If you’ve been hanging around this blog for a while, you’ll know that I:
a) have a major sweet tooth
b) have a lot of food allergies, both anaphylactic and digestive.
The list includes gluten, dairy, eggs, soy, nuts, legumes, and a random handful of fruits and vegetables, so in the ten years since I was was diagnosed, I’ve given up most processed foods and gotten awfully good at creative substitutions. As evidenced by coconut milk ice cream and pumpkin orange cake.
Despite these fairly drastic dietary changes, though, I haven’t been getting better. I still have chronic fatigue and pain and mysterious digestive symptoms which suggested something else was going on. Which is why I found a naturopath who specializes in dietary issues and had a new test done – the Carroll Food Intolerance Test. Unlike previous tests, which checked to see if my immune system was reacting to foods I was eating, this one checks to see whether my body makes the enzymes needed to break down those foods in the first place. The thinking is that, without the proper enzymes, these foods are essentially toxins.
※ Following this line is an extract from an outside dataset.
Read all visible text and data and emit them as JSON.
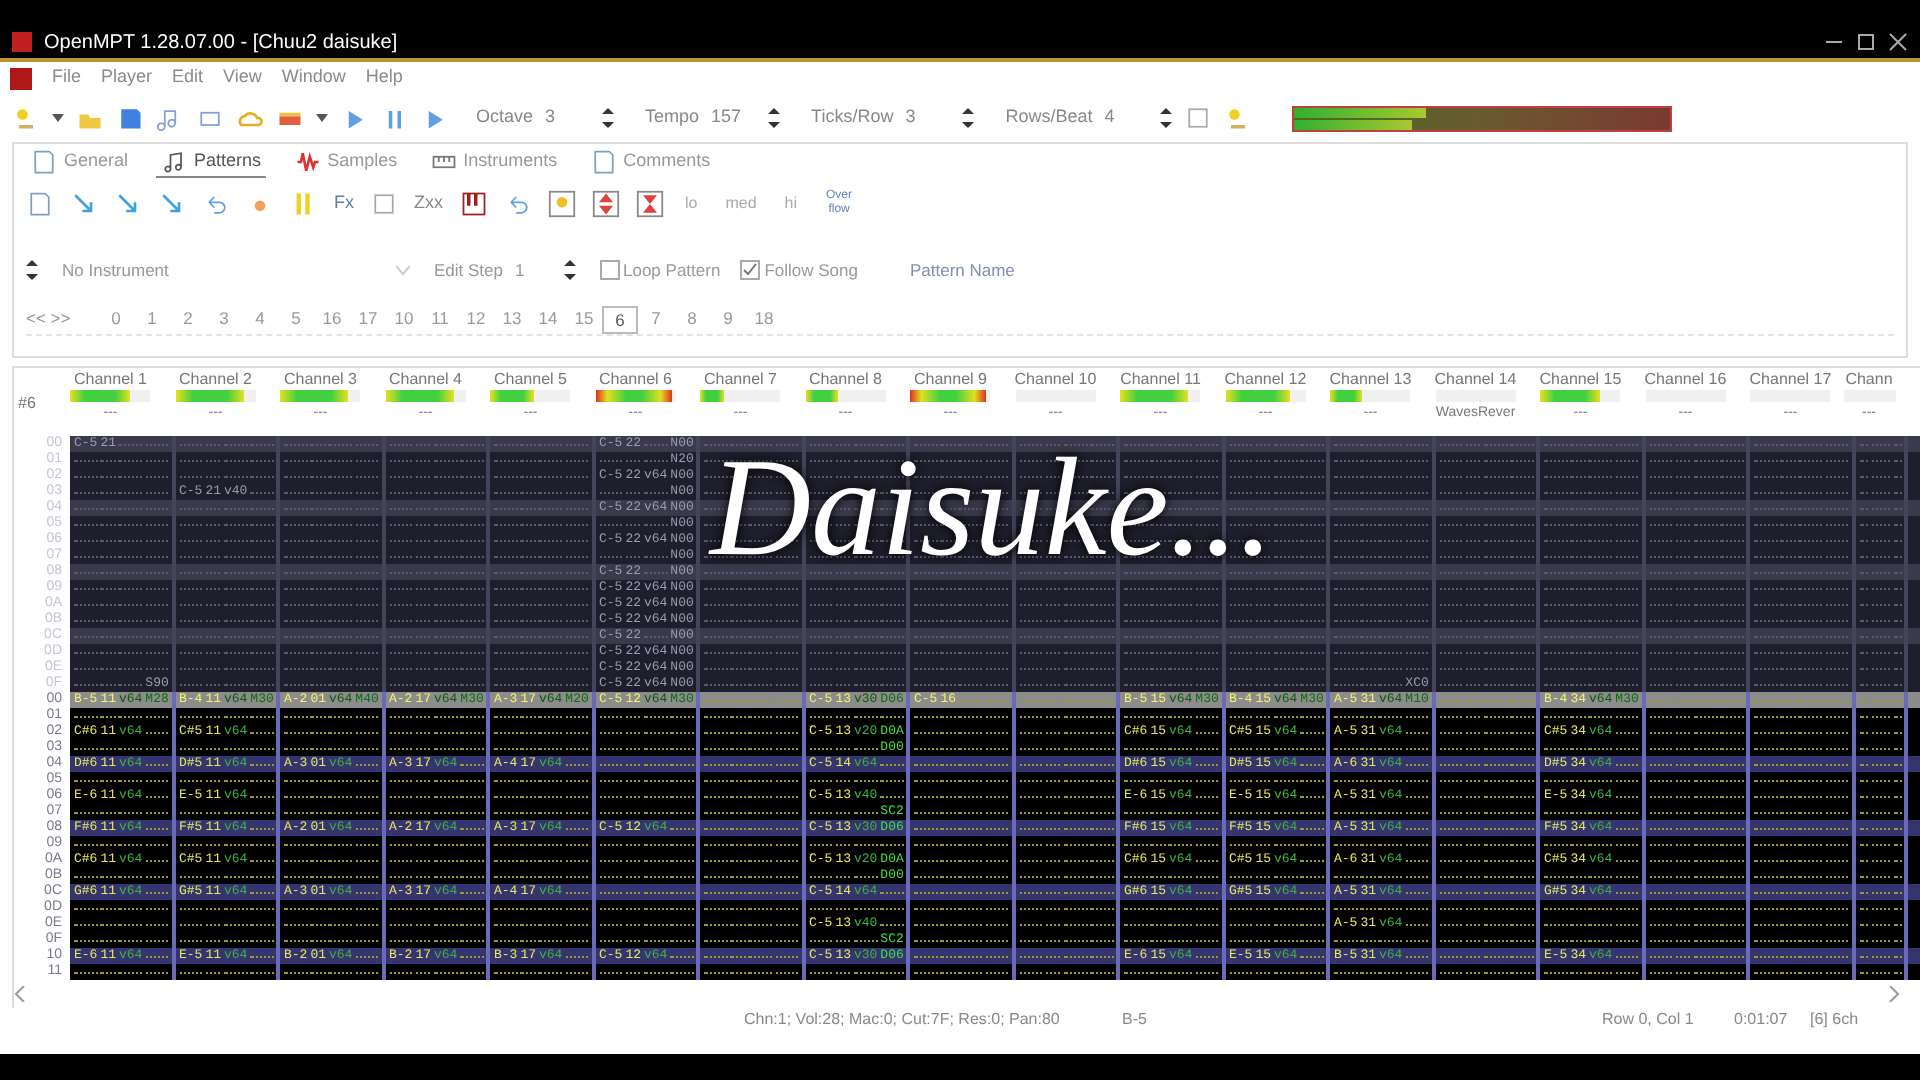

They cause inflammation in the digestive system, leading to “leaky gut.” With leaky gut, stuff gets into your blood stream that shouldn’t be there, causing the cascade of allergic reactions.
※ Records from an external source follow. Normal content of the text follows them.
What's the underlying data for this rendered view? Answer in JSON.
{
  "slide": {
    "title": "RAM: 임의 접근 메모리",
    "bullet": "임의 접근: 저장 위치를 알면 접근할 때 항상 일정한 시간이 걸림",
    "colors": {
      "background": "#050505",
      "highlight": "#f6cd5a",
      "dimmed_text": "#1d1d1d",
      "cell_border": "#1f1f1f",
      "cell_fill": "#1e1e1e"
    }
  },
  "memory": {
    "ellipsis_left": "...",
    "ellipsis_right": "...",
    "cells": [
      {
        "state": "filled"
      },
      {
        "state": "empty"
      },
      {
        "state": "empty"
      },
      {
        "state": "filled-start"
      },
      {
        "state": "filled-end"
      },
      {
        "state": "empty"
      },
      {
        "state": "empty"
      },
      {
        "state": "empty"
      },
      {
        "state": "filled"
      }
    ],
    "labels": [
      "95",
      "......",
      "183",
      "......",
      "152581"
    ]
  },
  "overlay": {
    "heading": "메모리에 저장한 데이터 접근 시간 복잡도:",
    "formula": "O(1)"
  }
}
As it turns out, I was born without two critical enzymes. The first is for digesting dairy proteins, which is not too surprising, since my mom told me once that even as a baby, milk made me sick. The second was for… you guessed it… sugar.
*cue the sound of crying angels*
This is good news and bad news. On the good side:
1) We’ve identified a puzzle piece we didn’t have before
2) We’re only talking about refined sugars, from sugar cane, sugar beets, and corn. Honey, agave, maple, coconut, and fruit sugars are totally OK.
3) If I totally cut dairy and sugar from my diet, my body should heal to the point where I can start eating a lot of those other foods again, making life a whole lot easier.
4) Diabetes runs in my family, so yay for preventative medicine.
On the bad side, as I discovered when I read the labels all over again, nearly every packaged food remaining in my house contains refined sugar.
I wasn’t shocked by the chocolate or the, well, baking sugars (of course sugar contains sugar, just like Reese’s Peanut Butter Cups may contain nuts). But spice blends? Tortilla chips? Vegetable broth? For the love of all that’s holy, why would sugar be added to broth? Or BACON?
And here’s the kicker – because of the extensive list of allergens I’ve already been avoiding, there were very few packaged foods in my house to begin with. Can you imagine how much sugar is lurking in the pantries of the average, non-allergy-ridden household? I suddenly have a whole new appreciation for the recent documentary Fed Up.
Over the next couple of weeks, Tech Support and I will be donating, trashing, and otherwise purging the sugar from our house. I anticipate much grocery store and online research for alternatives – I cannot live without chocolate or dill-flavoured popcorn salt, which contains both dairy and sugar – and much wailing and gnashing of teeth as I discover more favourite foods that are suddenly off the menu.
But if the total annihilation of dietary dairy and sugar helps – if my health improves and I can start eating beans and pineapple and broccoli again – it will be worth it.
Has anyone else had to give up a beloved food or ingredient? Anyone else going sugar free? I would greatly appreciate recommendations for safe products, helpful websites, or other resources as I navigate this new food minefield – please share in the comments!